But there is also a different way to understand health. We can see health as a gift from God which we should use less for our enjoyment but more to do His will and serve others. We must be wise guardians of this gift, and not waste it. Yet we must also understand that we are not in control of all things in our life. So when we are sent an illness, we should not see it as a failure, but rather as an opportunity for growth and ultimately, a stage in our journey to salvation. Understanding health in this way brings us closer to God and makes us more inclined to do His will, and act as the Gospel teaches us, "Seek first his kingdom and his righteousness". It is exactly this aspect of health that we never cease to emphasise in our channel. We call it the 'spiritual component' of health.
Why do we need to keep in mind the spiritual aspect of our health? And what are the benefits of doing so from a secular standpoint?
This perspective on health is a source of great inner strength and resilience to adversity. For example, the biblical Job had lost his health, and he also lost his wife, children and estate.

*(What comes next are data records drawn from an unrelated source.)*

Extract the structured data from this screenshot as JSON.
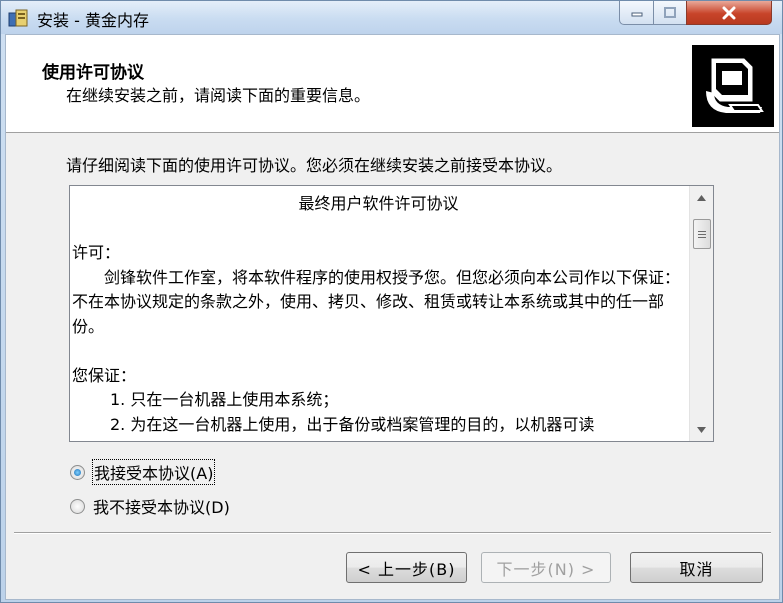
{
  "window": {
    "title": "安装 - 黄金内存"
  },
  "header": {
    "title": "使用许可协议",
    "subtitle": "在继续安装之前，请阅读下面的重要信息。",
    "logo_icon": "computer-installer-icon"
  },
  "prompt": "请仔细阅读下面的使用许可协议。您必须在继续安装之前接受本协议。",
  "license": {
    "heading": "最终用户软件许可协议",
    "section1_title": "许可：",
    "section1_body": "剑锋软件工作室，将本软件程序的使用权授予您。但您必须向本公司作以下保证：不在本协议规定的条款之外，使用、拷贝、修改、租赁或转让本系统或其中的任一部份。",
    "section2_title": "您保证：",
    "item1": "1. 只在一台机器上使用本系统；",
    "item2": "2. 为在这一台机器上使用，出于备份或档案管理的目的，以机器可读"
  },
  "options": {
    "accept": "我接受本协议(A)",
    "decline": "我不接受本协议(D)",
    "selected": "accept"
  },
  "buttons": {
    "back": "< 上一步(B)",
    "next": "下一步(N) >",
    "cancel": "取消"
  }
}
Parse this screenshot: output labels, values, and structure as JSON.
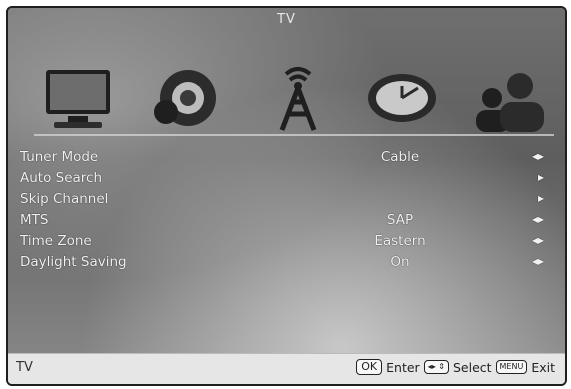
{
  "title": "TV",
  "icons": [
    {
      "name": "picture-icon"
    },
    {
      "name": "sound-icon"
    },
    {
      "name": "antenna-icon"
    },
    {
      "name": "time-clock-icon"
    },
    {
      "name": "parental-users-icon"
    }
  ],
  "rows": [
    {
      "label": "Tuner Mode",
      "value": "Cable",
      "arrow": "◂▸"
    },
    {
      "label": "Auto Search",
      "value": "",
      "arrow": "▸"
    },
    {
      "label": "Skip Channel",
      "value": "",
      "arrow": "▸"
    },
    {
      "label": "MTS",
      "value": "SAP",
      "arrow": "◂▸"
    },
    {
      "label": "Time Zone",
      "value": "Eastern",
      "arrow": "◂▸"
    },
    {
      "label": "Daylight Saving",
      "value": "On",
      "arrow": "◂▸"
    }
  ],
  "footer": {
    "left": "TV",
    "ok_key": "OK",
    "enter": "Enter",
    "nav_key": "◂▸ ⇕",
    "select": "Select",
    "menu_key": "MENU",
    "exit": "Exit"
  }
}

In the eyes of most secular people, he had nothing left to live for. The devil expected Job to become embittered and rebellious. He expected him to say, "I have been righteous, I did everything right, and the Lord is punishing me all the same." Instead, he remained loyal to God to the end. And ultimately He rewarded Job with His grace.
Here is a more recent example from the life of Saint John of Kronshtadt. As he was serving in Kronshtadt in 1892, a cholera epidemic had spread across Russia. His town was quarantined from the rest of the world. One day, a Swedish boat approached the haven. A large part of its crew had cholera, and the ship's captain telegraphed ashore a call for medical help. The city authorities had put together a team of doctors, and John of Kronshtadt insisted on going with them. They brought him along. They came aboard and saw a gruesome scene unfolding before them. Patients were lying on the deck, convulsed and in great pain. So what did John of Kronshtadt do? He prayed for the crew while the Russian doctors were doing their work. And while he was praying, the crying stopped, and the convulsions ceased. The crew felt much better. All of them survived. John of Kronshtadt went on quarantine for two weeks. He had not contracted cholera.

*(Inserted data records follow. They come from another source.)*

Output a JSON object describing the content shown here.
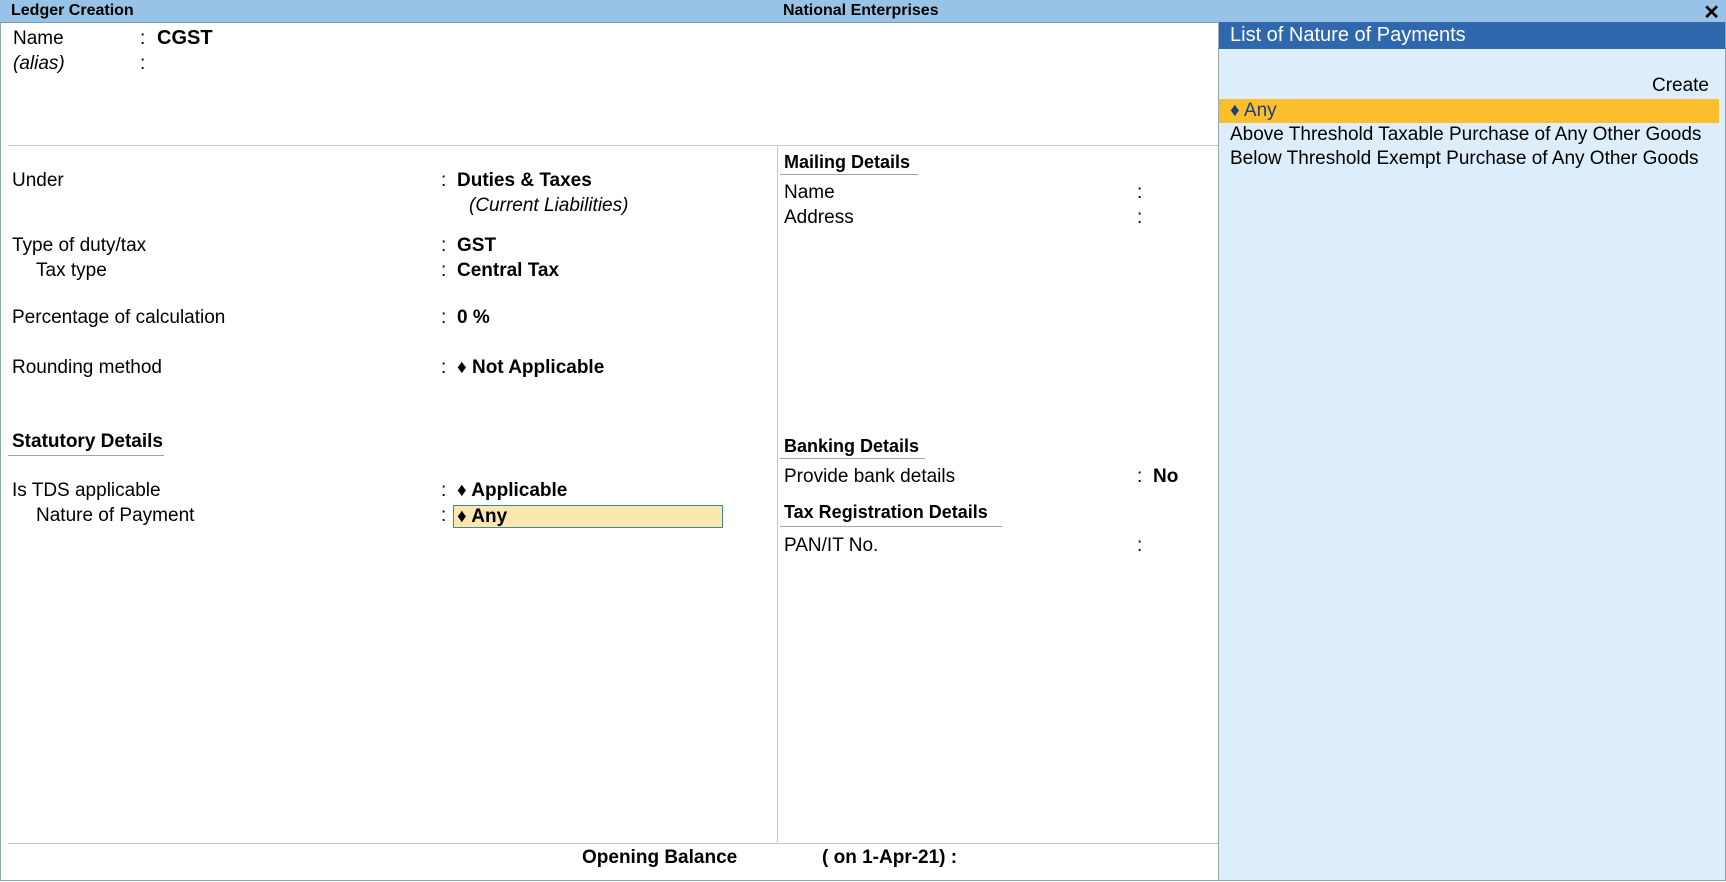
{
  "titlebar": {
    "left_title": "Ledger Creation",
    "center_title": "National Enterprises",
    "close_glyph": "✕"
  },
  "header": {
    "name_label": "Name",
    "name_value": "CGST",
    "alias_label": "(alias)",
    "colon": ":"
  },
  "left": {
    "under_label": "Under",
    "under_value": "Duties & Taxes",
    "under_sub": "(Current Liabilities)",
    "type_label": "Type of duty/tax",
    "type_value": "GST",
    "taxtype_label": "Tax type",
    "taxtype_value": "Central Tax",
    "pct_label": "Percentage of calculation",
    "pct_value": "0 %",
    "rounding_label": "Rounding method",
    "rounding_value": "♦ Not Applicable",
    "statutory_heading": "Statutory Details",
    "tds_label": "Is TDS applicable",
    "tds_value": "♦ Applicable",
    "nop_label": "Nature of Payment",
    "nop_value": "♦ Any"
  },
  "right": {
    "mailing_heading": "Mailing Details",
    "mail_name_label": "Name",
    "mail_address_label": "Address",
    "banking_heading": "Banking Details",
    "bank_label": "Provide bank details",
    "bank_value": "No",
    "taxreg_heading": "Tax Registration Details",
    "pan_label": "PAN/IT No."
  },
  "footer": {
    "opening_label": "Opening Balance",
    "opening_date": "( on 1-Apr-21)  :"
  },
  "panel": {
    "title": "List of Nature of Payments",
    "create_label": "Create",
    "items": [
      "♦ Any",
      "Above Threshold Taxable Purchase of Any Other Goods",
      "Below Threshold Exempt Purchase of Any Other Goods"
    ],
    "selected_color": "#fbbf2d",
    "title_color": "#2f68ac"
  }
}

If you asked me for my comment on this incident as a medic, I would have very little to say. But it teaches us that negativity, anger and wrath affect our spiritual state, and consequently our ability to resist disease. Conversely, prayer, worship and the Holy Sacraments strengthen our spirits and our bodies. The recent epidemic of the Coronavirus taught us the same. It became a poignant reminder to us of the need to strengthen our faith, persist in prayer, and always remain in conversation with Him. We cannot keep our health without taking care of its spiritual component.
In this imperfect world, dangers to human health abound. How can we learn not to be afraid? What would you advise our readers?
Moderation and keeping to the golden middle are genuine gifts of God. We must learn patience, resilience and acceptance of God's will. - This should not keep us from being proactive, but we must be careful not to become embittered when things do not go our way. We should reserve judgement and refrain from blaming others. That way, we will have the ability to weather the storms of our lives.
I wish all of you to grow and strengthen in your faith, recognise its connectedness to our health and well-being and bolster our souls and spirits. May God save and protect us all!
By Alexander Piskunov and Yan Malov
Several sisters took the Rassaphore and Stavrophore vows in our Convent on February 20 (the Tuesday of the First Week of the Great Lent) after the Compline and the reading of the Great Penitential Canon of St Andrew of Crete.